Visit your GP, who will refer you for ‘booking bloods’ and a dating scan and/or a first trimester screening test (a risk assessment test for Down syndrome and other chromosomal abnormalities (trisomy 13 &18).
Get referred to a GP obstetrician or a specialist obstetrician. Either can determine your suitability for a midwives clinic.
Continue using your pregnancy multivitamins during the first trimester, particularly folic acid.
Morning sickness is a common symptom and can be managed with simple dietary adjustments. Sometimes blood tests and medication are necessary. Your GP can help you with this.
If you have a medical condition for which you use medication you ideally check with your GP or specialist before your pregnancy whether your medication can be used in pregnancy and if not, to be changed to medication that is safe in pregnancy.(www.mothersafe.org.au ). Don’t stop your medication without consulting a doctor.
The ‘What to Expect’ app can give you a week-by-week overview of your baby’s development.
You will start to feel a lot better (if you were experiencing morning sickness particularly as this usually resolves at 12-16 weeks) and have more energy.
Your doctor or midwife will give you a referral for a 20 week scan (morphology scan) which is a detailed scan of the organs of the baby, your placenta etc and you can find out the gender of the baby.
You will need a booking–in appointment with the hospital, the phone number is on the back of your antenatal card.
At 26-28 weeks a diabetes test (blood test) will be arranged together with additional blood tests. If you have a negative blood type you will require an anti-D injection to prevent you from forming potentially harmful antibodies. This will be repeated at 34 weeks.
Exercise is a great way to keep fit! We recommend 30 mins of low impact exercise a day (walking, swimming, pilates, yoga).
Manage your weight well. There is no need to eat for two, and a healthy weight gain can reduce your risk of complications later in your pregnancy. Also eating healthy during your pregnancy will set your baby up for a healthier life.
You will start to become a lot more uncomfortable with the baby growing bigger. It is still a good idea to continue to exercise gently and consider joining a ‘fit for birth’ class. Antenatal classes are a very good idea and will give you useful information about what to expect in hospital, whilst having your baby and what to expect when breastfeeding (or bottle feeding).

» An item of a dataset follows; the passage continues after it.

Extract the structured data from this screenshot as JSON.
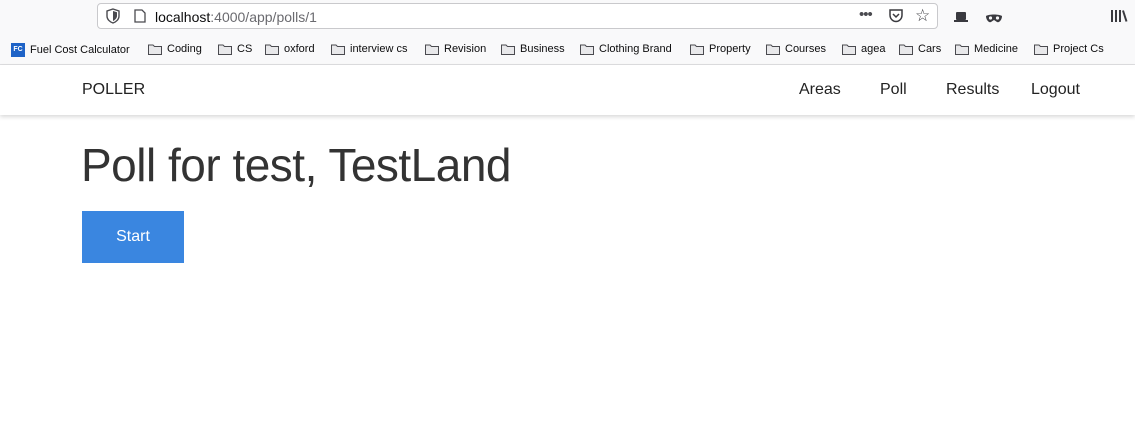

A boostrix vaccination is recommended in the third trimester to build up antibodies against whooping cough. This way your newborn baby is best protected. Your partner and close family ideally should also receive a booster vaccination if they haven’t had one in the past 5 years.
The frequency of your antenatal visits will increase and go to weekly visits from 37 weeks onwards.

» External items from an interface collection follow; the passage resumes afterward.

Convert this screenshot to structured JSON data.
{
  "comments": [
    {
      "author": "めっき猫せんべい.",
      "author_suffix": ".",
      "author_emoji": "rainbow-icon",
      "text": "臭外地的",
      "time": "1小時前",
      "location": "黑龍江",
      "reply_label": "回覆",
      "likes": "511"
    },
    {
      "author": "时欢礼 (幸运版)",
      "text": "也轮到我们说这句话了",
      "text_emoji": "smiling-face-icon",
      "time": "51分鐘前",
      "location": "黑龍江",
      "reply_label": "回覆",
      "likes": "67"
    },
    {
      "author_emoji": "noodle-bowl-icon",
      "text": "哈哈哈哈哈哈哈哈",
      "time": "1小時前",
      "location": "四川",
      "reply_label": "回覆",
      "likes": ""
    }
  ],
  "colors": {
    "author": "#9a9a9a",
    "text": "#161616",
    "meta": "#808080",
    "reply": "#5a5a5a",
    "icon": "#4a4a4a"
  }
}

You will be tested for GBS at 36 weeks, which is a bacteria that can infect the baby during a vaginal delivery and cause sepsis in the baby. A normal pregnancy duration is anywhere between 37-41 1/2 weeks. We generally recommend induction of labour for ‘postdates’ at around 10 days after your due date, unless you develop complications earlier that make it necessary to deliver your baby earlier.
The websites listed below provide valuable information about pregnancy and if they raise any questions, please contact us.